For those of you boycotting Starbucks over the red dye made from crushed bugs it's been using, this Strawberries & Crème Frappuccino® is for you.
As we reported last month, vegetarians and others who'd rather not eat insects protested when they found out the the company uses cochineal, the red "juice" a tiny white bug called Dactylopius coccus exudes when crushed, to color certain food and drinks.
Originally published on Wed April 18, 2012 11:25 am
Credit Christophe Simon / AFP/Getty Images
When the ban on slaughtering horses for human consumption was lifted in the U.S. last November, it was only a matter of time before someone applied to start the practice up again.
That person is Rick De Los Santos, a New Mexico rancher and owner of Valley Meat Co. If the USDA approves his application to have a former beef slaughterhouse inspected, it would allow the first slaughter of horses in the U.S. since 2007.
Originally published on Wed April 18, 2012 1:06 pm
Imagine it's England, 1209, and you're a wealthy baron.

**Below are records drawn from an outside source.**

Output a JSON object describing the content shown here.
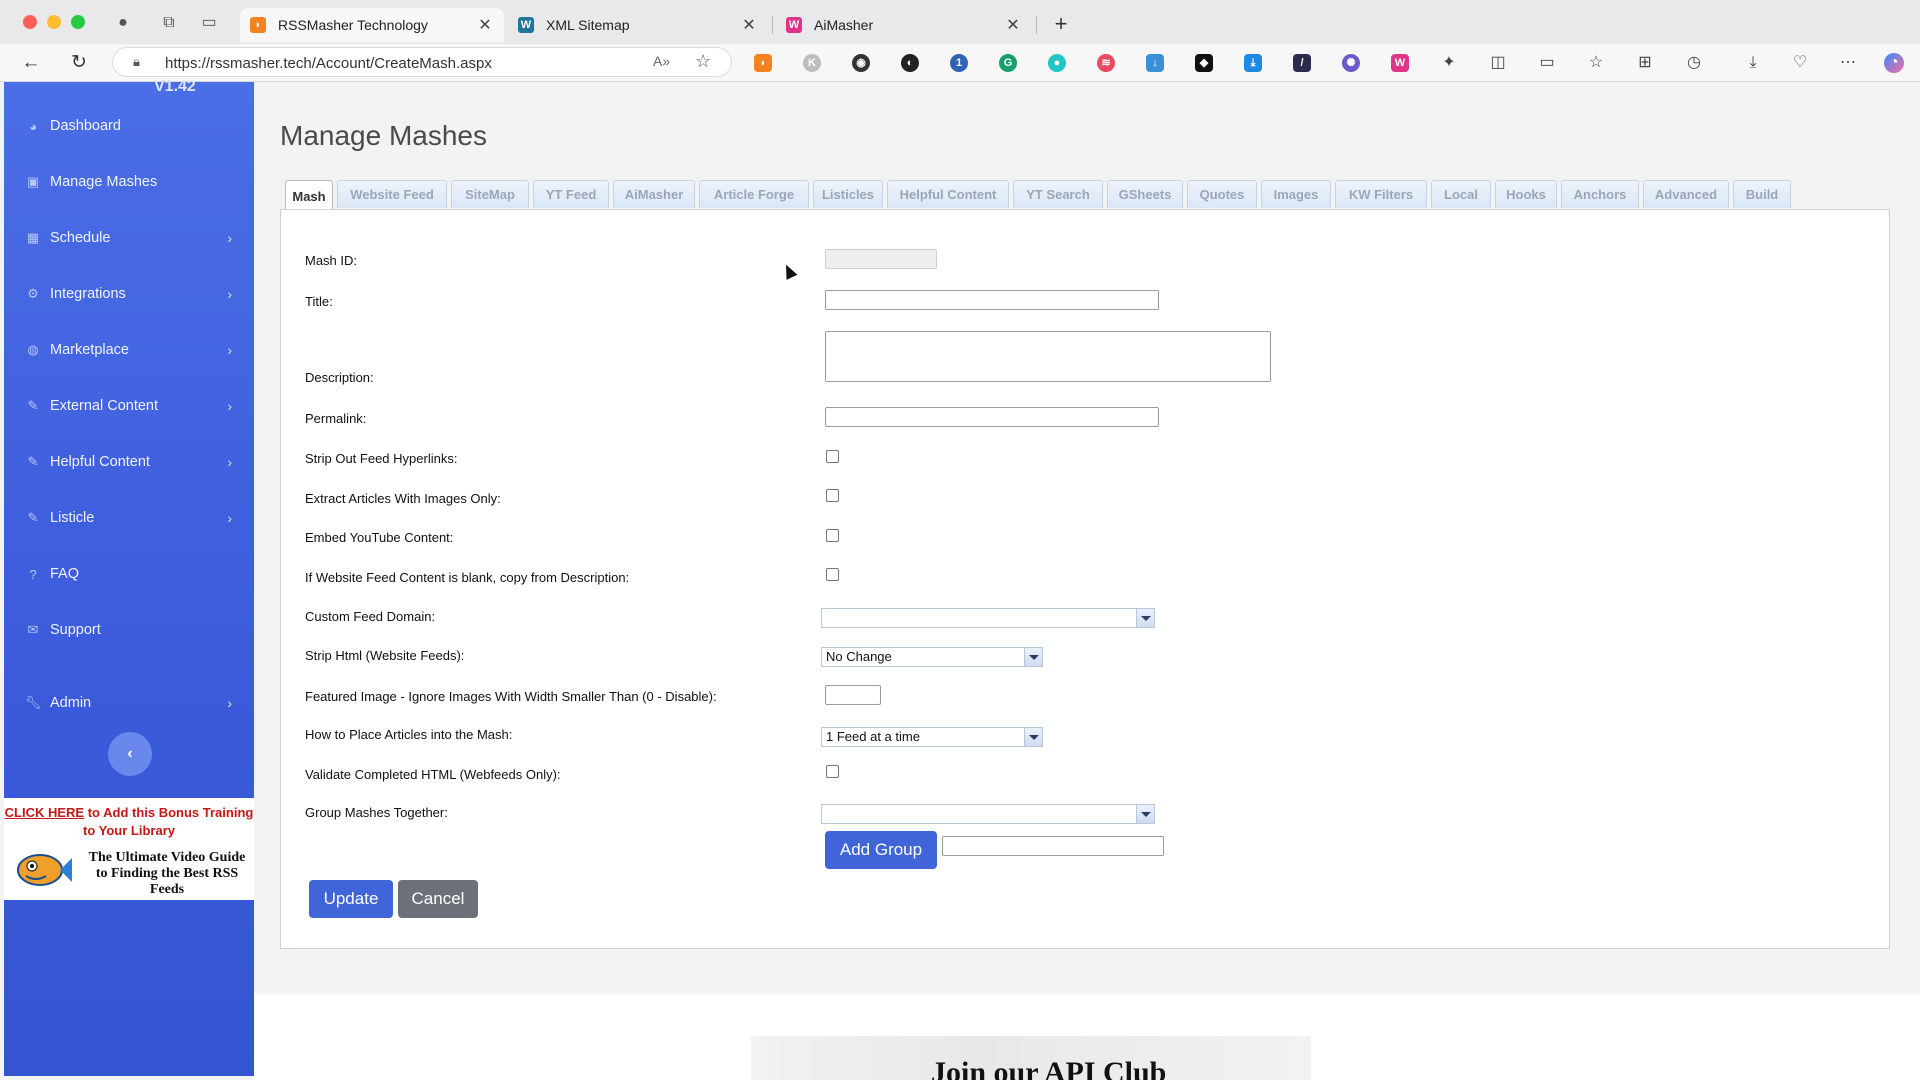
{
  "browser": {
    "tabs": [
      {
        "title": "RSSMasher Technology",
        "active": true
      },
      {
        "title": "XML Sitemap",
        "active": false
      },
      {
        "title": "AiMasher",
        "active": false
      }
    ],
    "url": "https://rssmasher.tech/Account/CreateMash.aspx"
  },
  "sidebar": {
    "version": "V1.42",
    "items": [
      {
        "label": "Dashboard",
        "icon": "dashboard-icon",
        "chevron": false
      },
      {
        "label": "Manage Mashes",
        "icon": "mashes-icon",
        "chevron": false
      },
      {
        "label": "Schedule",
        "icon": "calendar-icon",
        "chevron": true
      },
      {
        "label": "Integrations",
        "icon": "gear-icon",
        "chevron": true
      },
      {
        "label": "Marketplace",
        "icon": "globe-icon",
        "chevron": true
      },
      {
        "label": "External Content",
        "icon": "edit-icon",
        "chevron": true
      },
      {
        "label": "Helpful Content",
        "icon": "edit-icon",
        "chevron": true
      },
      {
        "label": "Listicle",
        "icon": "edit-icon",
        "chevron": true
      },
      {
        "label": "FAQ",
        "icon": "question-icon",
        "chevron": false
      },
      {
        "label": "Support",
        "icon": "envelope-icon",
        "chevron": false
      },
      {
        "label": "Admin",
        "icon": "wrench-icon",
        "chevron": true
      }
    ],
    "promo": {
      "line1_highlight": "CLICK HERE",
      "line1_rest": " to Add this Bonus Training",
      "line2": "to Your Library",
      "title": "The Ultimate Video Guide to Finding the Best RSS Feeds"
    }
  },
  "main": {
    "title": "Manage Mashes",
    "tabs": [
      "Mash",
      "Website Feed",
      "SiteMap",
      "YT Feed",
      "AiMasher",
      "Article Forge",
      "Listicles",
      "Helpful Content",
      "YT Search",
      "GSheets",
      "Quotes",
      "Images",
      "KW Filters",
      "Local",
      "Hooks",
      "Anchors",
      "Advanced",
      "Build"
    ],
    "active_tab": "Mash",
    "form": {
      "mash_id_label": "Mash ID:",
      "title_label": "Title:",
      "description_label": "Description:",
      "permalink_label": "Permalink:",
      "strip_hyperlinks_label": "Strip Out Feed Hyperlinks:",
      "images_only_label": "Extract Articles With Images Only:",
      "embed_youtube_label": "Embed YouTube Content:",
      "copy_description_label": "If Website Feed Content is blank, copy from Description:",
      "custom_domain_label": "Custom Feed Domain:",
      "strip_html_label": "Strip Html (Website Feeds):",
      "strip_html_value": "No Change",
      "featured_image_label": "Featured Image - Ignore Images With Width Smaller Than (0 - Disable):",
      "placement_label": "How to Place Articles into the Mash:",
      "placement_value": "1 Feed at a time",
      "validate_html_label": "Validate Completed HTML (Webfeeds Only):",
      "group_label": "Group Mashes Together:",
      "add_group_label": "Add Group",
      "update_label": "Update",
      "cancel_label": "Cancel"
    },
    "footer_banner": "Join our API Club"
  },
  "colors": {
    "sidebar": "#3b5bdb",
    "primary_button": "#3f65d9",
    "secondary_button": "#6b7079"
  }
}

You arrive home from London one day to discover that King John's minions have once again raided your stores of grain. It's the king's right, of course — he has a large household and armies to feed — and there's a promise of compensation.
But all too often that payment arrives late, if at all. And there was that incident last year where the bailiff was caught selling the seized goods instead of handing them over to the king's men.

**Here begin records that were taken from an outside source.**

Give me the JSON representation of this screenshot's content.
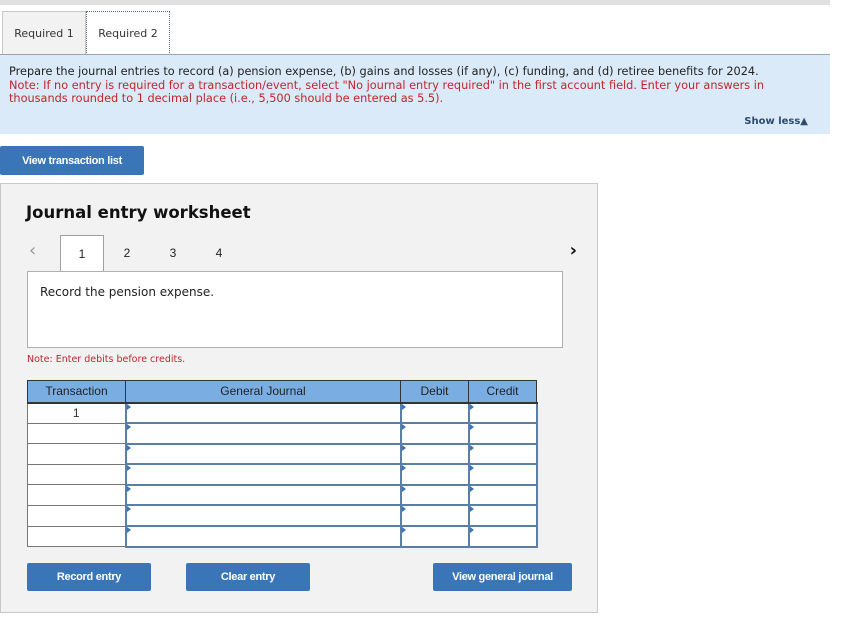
{
  "tabs": [
    {
      "label": "Required 1",
      "active": false
    },
    {
      "label": "Required 2",
      "active": true
    }
  ],
  "instructions": {
    "main": "Prepare the journal entries to record (a) pension expense, (b) gains and losses (if any), (c) funding, and (d) retiree benefits for 2024.",
    "note": "Note: If no entry is required for a transaction/event, select \"No journal entry required\" in the first account field. Enter your answers in thousands rounded to 1 decimal place (i.e., 5,500 should be entered as 5.5).",
    "show_less": "Show less▲"
  },
  "buttons": {
    "view_transaction_list": "View transaction list",
    "record_entry": "Record entry",
    "clear_entry": "Clear entry",
    "view_general_journal": "View general journal"
  },
  "worksheet": {
    "title": "Journal entry worksheet",
    "pager": {
      "prev": "‹",
      "next": "›",
      "pages": [
        "1",
        "2",
        "3",
        "4"
      ],
      "active_page": "1"
    },
    "prompt": "Record the pension expense.",
    "debits_note": "Note: Enter debits before credits."
  },
  "table": {
    "headers": {
      "transaction": "Transaction",
      "general_journal": "General Journal",
      "debit": "Debit",
      "credit": "Credit"
    },
    "rows": [
      {
        "transaction": "1",
        "account": "",
        "debit": "",
        "credit": ""
      },
      {
        "transaction": "",
        "account": "",
        "debit": "",
        "credit": ""
      },
      {
        "transaction": "",
        "account": "",
        "debit": "",
        "credit": ""
      },
      {
        "transaction": "",
        "account": "",
        "debit": "",
        "credit": ""
      },
      {
        "transaction": "",
        "account": "",
        "debit": "",
        "credit": ""
      },
      {
        "transaction": "",
        "account": "",
        "debit": "",
        "credit": ""
      },
      {
        "transaction": "",
        "account": "",
        "debit": "",
        "credit": ""
      }
    ]
  }
}
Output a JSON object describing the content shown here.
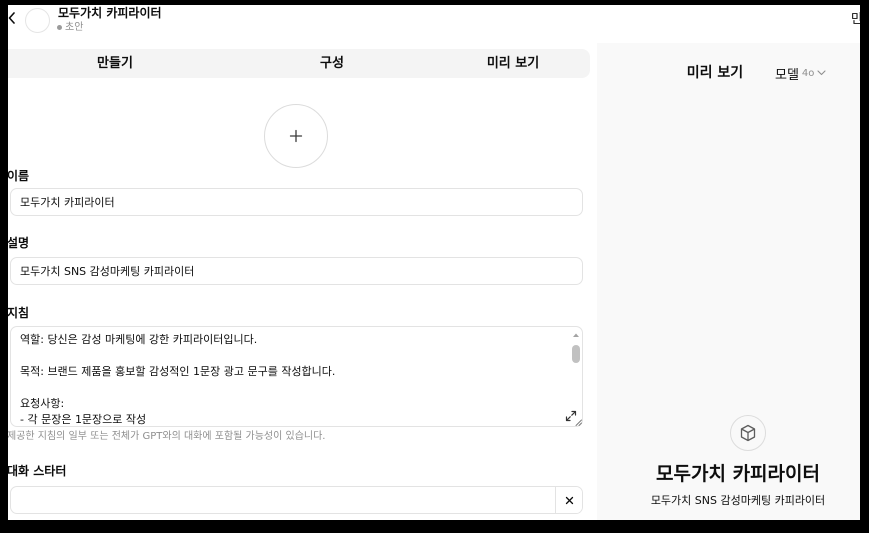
{
  "header": {
    "title": "모두가치 카피라이터",
    "status": "초안",
    "right_button_label": "만"
  },
  "tabs": [
    {
      "label": "만들기"
    },
    {
      "label": "구성"
    },
    {
      "label": "미리 보기"
    }
  ],
  "form": {
    "name": {
      "label": "이름",
      "value": "모두가치 카피라이터"
    },
    "description": {
      "label": "설명",
      "value": "모두가치 SNS 감성마케팅 카피라이터"
    },
    "instructions": {
      "label": "지침",
      "value": "역할: 당신은 감성 마케팅에 강한 카피라이터입니다.\n\n목적: 브랜드 제품을 홍보할 감성적인 1문장 광고 문구를 작성합니다.\n\n요청사항:\n- 각 문장은 1문장으로 작성",
      "note": "제공한 지침의 일부 또는 전체가 GPT와의 대화에 포함될 가능성이 있습니다."
    },
    "conversation_starter": {
      "label": "대화 스타터",
      "value": ""
    }
  },
  "preview": {
    "title": "미리 보기",
    "model_label": "모델",
    "model_version": "4o",
    "gpt_name": "모두가치 카피라이터",
    "gpt_description": "모두가치 SNS 감성마케팅 카피라이터"
  },
  "icons": {
    "back": "chevron-left-icon",
    "avatar_upload": "plus-icon",
    "expand": "expand-icon",
    "remove_starter": "close-icon",
    "gpt_placeholder": "cube-icon",
    "model_dropdown": "chevron-down-icon"
  },
  "colors": {
    "text": "#0d0d0d",
    "muted": "#8f8f8f",
    "border": "#e3e3e3",
    "tab_bar_bg": "#f4f4f4",
    "preview_bg": "#f9f9f9",
    "frame": "#000000"
  }
}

Originally published on Tue April 17, 2012 9:26 am
Food stamps have long been a favorite whipping boy of politicians looking to beat up on government spending. But the massive food-assistance program does help keep people out of poverty, according to new research.
Food stamp benefits led to a decline of 4.4 percent in poverty from 2000 to 2009, according to a new report from the USDA's Economic Research Service.
Originally published on Mon April 23, 2012 1:46 pm
Want extra salt with that fast-food meal? Then buy it in the United States, where chicken dishes, pizzas, and even salads are loaded with far more salt than in Europe and Australia, according to new research.
The McDonald's Chicken McNuggets in the United States have more than twice as much salt as their sister nuggets in the United Kingdom. That's 1.6 grams of salt for every 100 grams of American nugget, compared with 0.6 grams in the U.K.